__WORK REQUEST__: If a line in the records below holds the string "number", count it, and state only the final count.

[Component data from apps and pages]
"""

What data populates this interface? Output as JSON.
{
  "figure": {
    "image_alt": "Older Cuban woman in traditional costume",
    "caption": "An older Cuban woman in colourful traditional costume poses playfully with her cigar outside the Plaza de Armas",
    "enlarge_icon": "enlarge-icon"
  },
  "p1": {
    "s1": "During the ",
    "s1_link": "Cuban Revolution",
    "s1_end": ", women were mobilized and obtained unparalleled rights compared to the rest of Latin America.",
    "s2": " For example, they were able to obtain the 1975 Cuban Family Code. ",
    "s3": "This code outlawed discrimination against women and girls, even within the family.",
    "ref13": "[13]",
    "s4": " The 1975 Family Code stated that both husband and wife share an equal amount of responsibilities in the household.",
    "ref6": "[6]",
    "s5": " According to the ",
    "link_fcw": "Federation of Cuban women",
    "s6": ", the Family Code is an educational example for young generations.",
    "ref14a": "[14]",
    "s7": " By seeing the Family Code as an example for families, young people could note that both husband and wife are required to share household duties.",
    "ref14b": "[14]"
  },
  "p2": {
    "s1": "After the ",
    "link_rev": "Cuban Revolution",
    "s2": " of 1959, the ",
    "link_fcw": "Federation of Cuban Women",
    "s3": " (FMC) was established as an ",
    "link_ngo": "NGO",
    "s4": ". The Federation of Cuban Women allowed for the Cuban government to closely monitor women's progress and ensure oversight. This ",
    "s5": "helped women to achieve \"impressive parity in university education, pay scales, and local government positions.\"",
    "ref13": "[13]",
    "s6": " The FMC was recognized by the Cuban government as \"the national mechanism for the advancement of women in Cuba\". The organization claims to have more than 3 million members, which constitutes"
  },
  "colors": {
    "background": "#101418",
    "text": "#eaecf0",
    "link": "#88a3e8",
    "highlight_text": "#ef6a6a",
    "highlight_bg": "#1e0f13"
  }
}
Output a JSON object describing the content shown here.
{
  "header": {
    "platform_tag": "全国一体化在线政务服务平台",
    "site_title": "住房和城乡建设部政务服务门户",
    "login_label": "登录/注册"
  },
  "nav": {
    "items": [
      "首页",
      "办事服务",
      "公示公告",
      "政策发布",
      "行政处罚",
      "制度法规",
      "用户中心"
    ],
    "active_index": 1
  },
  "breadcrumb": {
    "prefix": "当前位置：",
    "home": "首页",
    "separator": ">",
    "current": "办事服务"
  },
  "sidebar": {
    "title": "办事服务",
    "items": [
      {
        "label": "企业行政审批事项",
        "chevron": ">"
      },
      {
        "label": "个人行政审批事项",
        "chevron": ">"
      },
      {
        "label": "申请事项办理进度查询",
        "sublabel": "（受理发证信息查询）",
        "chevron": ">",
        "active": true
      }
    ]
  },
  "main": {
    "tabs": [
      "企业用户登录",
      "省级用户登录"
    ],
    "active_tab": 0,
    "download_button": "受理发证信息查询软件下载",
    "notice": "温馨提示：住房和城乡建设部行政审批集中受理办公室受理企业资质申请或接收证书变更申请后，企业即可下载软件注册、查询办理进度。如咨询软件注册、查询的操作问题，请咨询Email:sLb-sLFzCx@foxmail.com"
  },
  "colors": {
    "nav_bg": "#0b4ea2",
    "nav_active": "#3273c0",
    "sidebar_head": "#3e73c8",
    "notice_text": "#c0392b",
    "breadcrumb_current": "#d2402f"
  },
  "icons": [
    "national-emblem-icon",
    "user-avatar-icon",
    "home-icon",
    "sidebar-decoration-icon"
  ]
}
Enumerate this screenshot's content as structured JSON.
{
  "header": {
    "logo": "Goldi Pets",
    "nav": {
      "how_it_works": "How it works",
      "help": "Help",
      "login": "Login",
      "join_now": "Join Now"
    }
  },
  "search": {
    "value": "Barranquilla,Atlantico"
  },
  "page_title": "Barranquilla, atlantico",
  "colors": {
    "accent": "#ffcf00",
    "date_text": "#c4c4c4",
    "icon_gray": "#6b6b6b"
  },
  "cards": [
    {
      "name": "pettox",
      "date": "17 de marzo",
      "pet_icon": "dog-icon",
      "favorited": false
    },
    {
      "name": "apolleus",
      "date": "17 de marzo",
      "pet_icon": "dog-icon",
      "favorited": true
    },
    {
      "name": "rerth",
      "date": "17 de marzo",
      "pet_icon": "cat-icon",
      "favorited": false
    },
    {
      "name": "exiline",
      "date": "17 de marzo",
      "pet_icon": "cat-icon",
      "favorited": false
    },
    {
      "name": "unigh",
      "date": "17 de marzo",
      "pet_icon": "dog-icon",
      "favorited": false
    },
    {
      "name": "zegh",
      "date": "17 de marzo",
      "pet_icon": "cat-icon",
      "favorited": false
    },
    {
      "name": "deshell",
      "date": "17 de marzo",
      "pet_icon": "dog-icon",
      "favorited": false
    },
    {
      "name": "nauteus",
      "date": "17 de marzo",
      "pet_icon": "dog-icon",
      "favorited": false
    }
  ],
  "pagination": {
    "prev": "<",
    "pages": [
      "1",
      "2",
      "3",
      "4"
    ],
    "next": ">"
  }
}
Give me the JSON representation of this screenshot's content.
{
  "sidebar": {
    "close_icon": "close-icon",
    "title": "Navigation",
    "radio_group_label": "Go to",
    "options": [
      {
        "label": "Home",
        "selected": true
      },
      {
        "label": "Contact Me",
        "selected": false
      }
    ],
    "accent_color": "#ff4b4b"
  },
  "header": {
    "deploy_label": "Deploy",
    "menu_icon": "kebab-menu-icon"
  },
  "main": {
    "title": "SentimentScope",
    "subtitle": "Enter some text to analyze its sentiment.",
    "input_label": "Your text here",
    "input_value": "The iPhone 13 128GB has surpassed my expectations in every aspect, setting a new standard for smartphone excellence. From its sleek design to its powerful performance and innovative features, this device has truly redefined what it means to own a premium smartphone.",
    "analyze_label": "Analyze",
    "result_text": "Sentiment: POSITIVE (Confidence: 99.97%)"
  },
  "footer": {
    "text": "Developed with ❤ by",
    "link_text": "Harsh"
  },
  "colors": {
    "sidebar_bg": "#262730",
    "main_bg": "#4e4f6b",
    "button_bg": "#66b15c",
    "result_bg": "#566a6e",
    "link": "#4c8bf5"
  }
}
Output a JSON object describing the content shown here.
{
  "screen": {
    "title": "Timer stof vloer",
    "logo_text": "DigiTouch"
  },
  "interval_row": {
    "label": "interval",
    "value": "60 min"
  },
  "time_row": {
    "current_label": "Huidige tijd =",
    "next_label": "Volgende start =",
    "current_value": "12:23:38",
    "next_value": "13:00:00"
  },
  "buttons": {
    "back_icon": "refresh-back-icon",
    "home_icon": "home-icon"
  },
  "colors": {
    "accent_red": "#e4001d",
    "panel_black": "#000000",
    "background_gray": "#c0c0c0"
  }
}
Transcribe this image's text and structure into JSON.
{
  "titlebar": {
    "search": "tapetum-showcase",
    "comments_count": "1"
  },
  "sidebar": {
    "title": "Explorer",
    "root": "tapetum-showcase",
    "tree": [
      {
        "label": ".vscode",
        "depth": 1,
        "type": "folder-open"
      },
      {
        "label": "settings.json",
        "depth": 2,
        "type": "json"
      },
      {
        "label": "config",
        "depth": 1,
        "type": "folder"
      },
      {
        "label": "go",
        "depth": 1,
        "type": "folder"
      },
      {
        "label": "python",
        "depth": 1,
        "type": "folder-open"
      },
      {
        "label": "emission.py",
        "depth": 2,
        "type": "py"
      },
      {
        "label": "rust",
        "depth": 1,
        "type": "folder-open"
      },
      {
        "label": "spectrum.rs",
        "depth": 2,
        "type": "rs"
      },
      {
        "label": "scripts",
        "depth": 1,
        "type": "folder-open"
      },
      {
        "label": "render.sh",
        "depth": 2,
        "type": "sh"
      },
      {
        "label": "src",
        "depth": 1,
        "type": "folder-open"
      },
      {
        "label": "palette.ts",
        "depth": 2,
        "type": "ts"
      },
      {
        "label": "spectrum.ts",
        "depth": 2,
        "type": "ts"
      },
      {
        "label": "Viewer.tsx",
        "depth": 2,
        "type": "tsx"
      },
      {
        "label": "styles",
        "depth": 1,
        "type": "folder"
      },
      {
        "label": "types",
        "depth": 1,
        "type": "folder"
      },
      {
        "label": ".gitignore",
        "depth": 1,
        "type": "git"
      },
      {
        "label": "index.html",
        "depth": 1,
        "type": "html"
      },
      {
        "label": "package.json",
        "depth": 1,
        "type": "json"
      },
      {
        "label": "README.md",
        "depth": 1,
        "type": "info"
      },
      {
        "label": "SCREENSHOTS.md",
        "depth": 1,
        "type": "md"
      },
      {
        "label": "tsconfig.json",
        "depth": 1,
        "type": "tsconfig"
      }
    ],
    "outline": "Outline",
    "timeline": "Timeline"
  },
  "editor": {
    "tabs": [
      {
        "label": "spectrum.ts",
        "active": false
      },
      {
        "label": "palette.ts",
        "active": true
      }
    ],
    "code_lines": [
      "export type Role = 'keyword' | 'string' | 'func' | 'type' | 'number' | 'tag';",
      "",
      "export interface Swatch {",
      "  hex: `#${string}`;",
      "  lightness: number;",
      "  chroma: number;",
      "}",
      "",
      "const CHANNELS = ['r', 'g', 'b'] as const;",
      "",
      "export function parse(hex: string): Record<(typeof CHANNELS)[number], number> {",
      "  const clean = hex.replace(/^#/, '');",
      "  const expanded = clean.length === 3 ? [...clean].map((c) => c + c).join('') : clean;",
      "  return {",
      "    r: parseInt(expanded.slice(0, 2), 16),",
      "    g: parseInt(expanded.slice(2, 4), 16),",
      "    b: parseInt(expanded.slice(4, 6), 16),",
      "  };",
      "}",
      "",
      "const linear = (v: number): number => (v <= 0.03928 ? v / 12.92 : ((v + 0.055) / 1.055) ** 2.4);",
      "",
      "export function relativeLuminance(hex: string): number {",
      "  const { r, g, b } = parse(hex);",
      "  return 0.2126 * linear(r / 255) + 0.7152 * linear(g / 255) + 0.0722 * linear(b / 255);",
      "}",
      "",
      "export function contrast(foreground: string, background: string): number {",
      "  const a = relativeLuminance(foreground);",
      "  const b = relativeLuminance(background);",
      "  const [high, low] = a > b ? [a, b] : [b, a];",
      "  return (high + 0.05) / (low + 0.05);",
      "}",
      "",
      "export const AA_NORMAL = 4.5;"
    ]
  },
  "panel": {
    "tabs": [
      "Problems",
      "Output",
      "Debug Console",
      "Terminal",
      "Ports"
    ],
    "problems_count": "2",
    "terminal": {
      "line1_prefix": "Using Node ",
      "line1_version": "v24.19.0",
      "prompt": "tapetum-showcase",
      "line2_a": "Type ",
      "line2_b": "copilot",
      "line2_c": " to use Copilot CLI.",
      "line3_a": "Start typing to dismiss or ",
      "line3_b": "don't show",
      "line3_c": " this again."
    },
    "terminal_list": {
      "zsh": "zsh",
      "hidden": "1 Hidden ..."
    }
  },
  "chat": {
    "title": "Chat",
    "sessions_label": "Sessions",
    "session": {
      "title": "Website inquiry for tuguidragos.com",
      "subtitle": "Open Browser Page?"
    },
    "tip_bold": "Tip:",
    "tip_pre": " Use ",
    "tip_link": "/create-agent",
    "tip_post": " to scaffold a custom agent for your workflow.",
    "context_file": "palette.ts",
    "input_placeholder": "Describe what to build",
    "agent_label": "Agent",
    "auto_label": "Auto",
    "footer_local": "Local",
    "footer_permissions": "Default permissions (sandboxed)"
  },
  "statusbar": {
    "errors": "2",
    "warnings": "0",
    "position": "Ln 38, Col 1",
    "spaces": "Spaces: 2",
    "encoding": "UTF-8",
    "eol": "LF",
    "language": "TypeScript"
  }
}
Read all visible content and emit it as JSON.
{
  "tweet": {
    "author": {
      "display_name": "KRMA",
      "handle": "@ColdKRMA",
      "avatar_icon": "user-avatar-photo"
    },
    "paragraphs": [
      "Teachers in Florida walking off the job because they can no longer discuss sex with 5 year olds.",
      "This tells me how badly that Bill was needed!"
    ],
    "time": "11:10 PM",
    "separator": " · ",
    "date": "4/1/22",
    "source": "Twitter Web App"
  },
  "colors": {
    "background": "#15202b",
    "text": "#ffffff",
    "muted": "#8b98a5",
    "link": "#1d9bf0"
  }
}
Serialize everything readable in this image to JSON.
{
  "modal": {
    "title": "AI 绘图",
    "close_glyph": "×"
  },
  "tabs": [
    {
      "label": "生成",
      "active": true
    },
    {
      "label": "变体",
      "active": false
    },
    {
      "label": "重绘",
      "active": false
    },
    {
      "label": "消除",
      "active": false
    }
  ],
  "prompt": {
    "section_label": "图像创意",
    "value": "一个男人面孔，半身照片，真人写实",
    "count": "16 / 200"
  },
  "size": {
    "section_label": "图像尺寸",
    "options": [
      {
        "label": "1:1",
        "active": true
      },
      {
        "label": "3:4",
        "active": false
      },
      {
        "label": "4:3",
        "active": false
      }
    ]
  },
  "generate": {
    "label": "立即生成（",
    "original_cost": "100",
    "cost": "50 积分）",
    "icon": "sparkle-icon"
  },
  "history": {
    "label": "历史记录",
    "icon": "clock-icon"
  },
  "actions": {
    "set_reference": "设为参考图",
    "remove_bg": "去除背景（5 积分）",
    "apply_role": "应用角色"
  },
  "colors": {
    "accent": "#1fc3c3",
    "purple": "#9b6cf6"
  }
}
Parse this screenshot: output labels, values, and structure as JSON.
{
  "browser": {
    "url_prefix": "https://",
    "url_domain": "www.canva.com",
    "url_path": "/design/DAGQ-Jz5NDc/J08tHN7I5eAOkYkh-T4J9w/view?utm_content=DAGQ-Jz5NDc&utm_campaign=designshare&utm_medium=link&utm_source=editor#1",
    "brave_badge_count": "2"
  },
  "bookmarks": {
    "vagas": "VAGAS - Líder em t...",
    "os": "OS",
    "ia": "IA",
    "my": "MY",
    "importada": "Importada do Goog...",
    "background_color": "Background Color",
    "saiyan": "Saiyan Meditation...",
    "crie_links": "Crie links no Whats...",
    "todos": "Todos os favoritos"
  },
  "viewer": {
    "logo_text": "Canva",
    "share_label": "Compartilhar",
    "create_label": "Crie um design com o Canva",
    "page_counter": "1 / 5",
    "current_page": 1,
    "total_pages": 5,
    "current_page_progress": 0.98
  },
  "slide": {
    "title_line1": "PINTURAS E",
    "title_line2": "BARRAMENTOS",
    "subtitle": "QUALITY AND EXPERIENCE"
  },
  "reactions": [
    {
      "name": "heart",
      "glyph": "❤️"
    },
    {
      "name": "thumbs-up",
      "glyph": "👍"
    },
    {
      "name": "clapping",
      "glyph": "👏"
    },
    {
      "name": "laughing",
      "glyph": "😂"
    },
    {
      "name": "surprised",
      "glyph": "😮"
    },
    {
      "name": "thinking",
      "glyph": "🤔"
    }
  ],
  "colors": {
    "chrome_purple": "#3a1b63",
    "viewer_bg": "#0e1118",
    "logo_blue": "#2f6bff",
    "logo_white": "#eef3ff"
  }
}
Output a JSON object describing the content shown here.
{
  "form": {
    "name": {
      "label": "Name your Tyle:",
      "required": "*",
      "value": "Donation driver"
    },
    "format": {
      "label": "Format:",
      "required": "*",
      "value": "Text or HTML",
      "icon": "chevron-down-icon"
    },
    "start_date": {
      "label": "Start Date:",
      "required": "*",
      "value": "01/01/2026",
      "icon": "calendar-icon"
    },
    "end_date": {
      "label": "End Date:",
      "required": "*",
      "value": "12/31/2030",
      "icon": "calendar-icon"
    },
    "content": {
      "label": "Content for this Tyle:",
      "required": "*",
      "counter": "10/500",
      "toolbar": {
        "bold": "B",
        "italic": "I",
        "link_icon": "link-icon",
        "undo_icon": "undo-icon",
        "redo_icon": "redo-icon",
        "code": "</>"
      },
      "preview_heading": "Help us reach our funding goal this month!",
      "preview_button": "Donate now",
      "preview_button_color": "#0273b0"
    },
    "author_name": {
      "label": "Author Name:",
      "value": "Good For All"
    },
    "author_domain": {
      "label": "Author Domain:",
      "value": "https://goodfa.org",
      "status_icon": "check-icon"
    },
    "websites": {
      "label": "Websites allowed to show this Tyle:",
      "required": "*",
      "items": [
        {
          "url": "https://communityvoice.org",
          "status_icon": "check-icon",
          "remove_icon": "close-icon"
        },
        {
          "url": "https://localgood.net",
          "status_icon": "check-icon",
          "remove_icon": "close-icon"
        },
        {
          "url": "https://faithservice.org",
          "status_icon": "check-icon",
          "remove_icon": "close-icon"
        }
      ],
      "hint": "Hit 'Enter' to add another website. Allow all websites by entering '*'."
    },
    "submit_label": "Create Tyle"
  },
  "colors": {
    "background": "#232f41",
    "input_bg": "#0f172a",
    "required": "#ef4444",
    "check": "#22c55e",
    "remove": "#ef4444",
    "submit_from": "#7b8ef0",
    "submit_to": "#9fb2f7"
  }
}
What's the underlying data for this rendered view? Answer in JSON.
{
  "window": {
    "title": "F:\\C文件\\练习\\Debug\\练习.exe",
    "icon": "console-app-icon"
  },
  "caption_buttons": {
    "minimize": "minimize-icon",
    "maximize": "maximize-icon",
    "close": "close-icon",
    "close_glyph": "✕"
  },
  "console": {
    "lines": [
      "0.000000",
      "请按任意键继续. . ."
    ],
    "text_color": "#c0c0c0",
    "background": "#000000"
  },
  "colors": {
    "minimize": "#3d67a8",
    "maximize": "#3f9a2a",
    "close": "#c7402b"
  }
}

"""

__OUTPUT BELOW__: 7